3. Some 1,200 bottles were auctioned from the cellar in 2013. I have given away not quite that many bottles (samples, mostly) to friends and dinner guests, as well as to plumbers, electricians, and the like in exchange for work around the house.

4. French President Emmanuel Macron is apparently a wine geek who fared well in a recent blind tasting. Plus, he drinks wine with lunch and dinner. I drink wine with dinner, but not as often at lunch as I would like. And, despite my incredible wine geekiness, I am a notoriously bad blind taster.

5. This weekend’s guests will be shown a gold-engraved 2000 vintage of Mouton Rothschild and a 2004 Chateau Margaux. I have never seen bottles from those producers, let alone tasted them. But I have heard of them.

“Initials? We don’t need no stinkin’ initials”

Bogey finds out what it’s like to deal with sommeliers — and they don’t need no stinkin’ initials

What happens when Bogey meets a group of sommeliers in the Mexican wilderness? It’s not pretty — and especially since they don’t need no stinkin’ initials.

My apologies to John Huston and Humphrey Bogart (as well as to anyone else who loves film) for doing this to “The Treasure of the Sierra Madre.” A tip o’ the WC’s fedora to Wayne Belding, MS, who gave me the idea, as well as to WineParody, whose Robert Parker epic is the standard by which these efforts are judged.

Make sure you turn captions on when you watch the video; you can make the captions bigger or change their color by clicking on the settings gear on the lower right. Also, MovieClips, which allowed me to use the scene, may insert advertising or other content that I’m not responsible for.

Silly wine advice: “I would pair this with a nice microwavable macaroni and cheese”

Sometimes, all we can do is laugh and be glad for silly wine advice

Hence, this fine effort from HelloGiggles on Youtube, which pretty much sums up what the rest of the world thinks about wine drinkers. Call it silly wine advice from the masses.

My other favorite part? The spitting when the woman finds out how much the wine costs. Which, come to think of it, also happens in the wine world — or at least it happens when I read the tasting notes and see what the wine costs.

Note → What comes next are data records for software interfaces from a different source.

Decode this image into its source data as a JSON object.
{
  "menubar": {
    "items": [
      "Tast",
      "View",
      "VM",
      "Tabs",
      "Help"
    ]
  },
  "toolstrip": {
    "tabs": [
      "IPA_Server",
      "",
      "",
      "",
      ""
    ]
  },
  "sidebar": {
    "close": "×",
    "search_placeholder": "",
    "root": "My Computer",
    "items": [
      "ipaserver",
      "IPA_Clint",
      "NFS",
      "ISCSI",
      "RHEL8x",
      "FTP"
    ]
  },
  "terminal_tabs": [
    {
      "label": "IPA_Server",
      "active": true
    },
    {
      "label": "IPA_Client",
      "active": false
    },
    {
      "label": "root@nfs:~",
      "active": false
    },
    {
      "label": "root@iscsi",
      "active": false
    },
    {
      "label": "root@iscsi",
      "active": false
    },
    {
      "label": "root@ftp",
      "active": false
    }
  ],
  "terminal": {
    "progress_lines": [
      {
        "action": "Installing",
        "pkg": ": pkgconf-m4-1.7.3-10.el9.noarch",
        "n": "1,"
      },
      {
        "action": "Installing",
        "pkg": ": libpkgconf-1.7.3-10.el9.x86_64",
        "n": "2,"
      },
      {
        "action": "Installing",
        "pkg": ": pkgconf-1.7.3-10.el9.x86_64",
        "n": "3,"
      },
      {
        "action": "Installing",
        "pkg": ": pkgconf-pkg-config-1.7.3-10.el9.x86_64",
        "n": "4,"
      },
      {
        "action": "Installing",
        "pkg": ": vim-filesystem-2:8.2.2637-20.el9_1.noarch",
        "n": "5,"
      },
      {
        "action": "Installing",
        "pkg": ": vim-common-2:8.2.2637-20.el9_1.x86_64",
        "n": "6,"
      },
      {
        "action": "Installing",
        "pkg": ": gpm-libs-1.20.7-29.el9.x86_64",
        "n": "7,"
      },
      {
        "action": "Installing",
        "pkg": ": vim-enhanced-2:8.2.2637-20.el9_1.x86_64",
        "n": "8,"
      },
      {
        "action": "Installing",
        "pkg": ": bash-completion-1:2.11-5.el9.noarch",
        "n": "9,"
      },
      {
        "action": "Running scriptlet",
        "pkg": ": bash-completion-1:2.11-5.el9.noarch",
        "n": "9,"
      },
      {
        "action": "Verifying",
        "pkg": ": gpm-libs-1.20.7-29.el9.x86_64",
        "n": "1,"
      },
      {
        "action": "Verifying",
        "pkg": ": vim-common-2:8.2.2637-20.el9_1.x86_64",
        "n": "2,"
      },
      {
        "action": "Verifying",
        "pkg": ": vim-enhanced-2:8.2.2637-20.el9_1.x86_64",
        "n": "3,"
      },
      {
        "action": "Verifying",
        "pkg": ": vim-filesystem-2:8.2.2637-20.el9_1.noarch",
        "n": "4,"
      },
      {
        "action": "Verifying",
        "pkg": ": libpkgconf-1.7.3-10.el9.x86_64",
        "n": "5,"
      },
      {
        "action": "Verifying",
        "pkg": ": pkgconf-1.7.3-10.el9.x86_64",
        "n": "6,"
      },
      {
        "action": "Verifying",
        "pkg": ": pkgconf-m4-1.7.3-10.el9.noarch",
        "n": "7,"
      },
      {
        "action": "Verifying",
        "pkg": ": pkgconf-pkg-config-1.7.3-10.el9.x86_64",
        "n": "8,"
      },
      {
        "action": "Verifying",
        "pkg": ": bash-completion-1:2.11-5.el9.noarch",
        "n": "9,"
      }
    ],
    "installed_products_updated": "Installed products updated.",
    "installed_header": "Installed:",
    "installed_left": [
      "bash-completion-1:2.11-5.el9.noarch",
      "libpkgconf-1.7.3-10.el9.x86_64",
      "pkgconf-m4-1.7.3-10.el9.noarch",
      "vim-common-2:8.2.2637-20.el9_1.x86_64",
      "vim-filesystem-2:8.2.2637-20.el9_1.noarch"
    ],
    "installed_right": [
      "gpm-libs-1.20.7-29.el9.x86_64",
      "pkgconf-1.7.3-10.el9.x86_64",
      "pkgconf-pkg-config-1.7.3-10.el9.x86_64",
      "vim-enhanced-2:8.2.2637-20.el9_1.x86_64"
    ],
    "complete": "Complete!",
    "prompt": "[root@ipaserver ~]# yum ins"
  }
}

Do you think I can get my own show on the Food Network?

More about wine and humor:
Birthday card wine wisdom
Nine silly wine facts
Redd’s Wicked Apple: “Let’s make fun of wine”

“So simple, so cheap:” Home-made apple wine

Home-made apple wine: “A perfectly passable table wine.”

There are any number of reasons to love this video from BrewTube — the narrator’s English accent, the addition of oak chips to the fermenting apple juice, and his conclusion: “A perfectly passable table wine.” The bravest among you might want to try this and let me know about the passable part.

I post this for a couple of reasons. First, my El Centro class ended this week, and one of the highlights this year — as it is every year — is the anecdote about making wine from orange juice. I always start the first lecture with the orange juice story: If you want to make wine, take a bottle of orange juice, put it in the back of the refrigerator, and you’ll get wine in a couple of weeks.

The wine may not be very good, but it is wine since the sugar has been converted to alcohol. More importantly, it demonstrates that winemaking is more than just the technical stuff. Not a lot of terroir in fermented orange juice. There’s also the bit about the student who had been in prison, and had done this in his cell, but that’s a story for another day.

Second, because I once tried making wine at home, using grape juice and the method in this video. The less said, the better, other than to note I had to dump 64 ounces of moldy grape juice down the sink.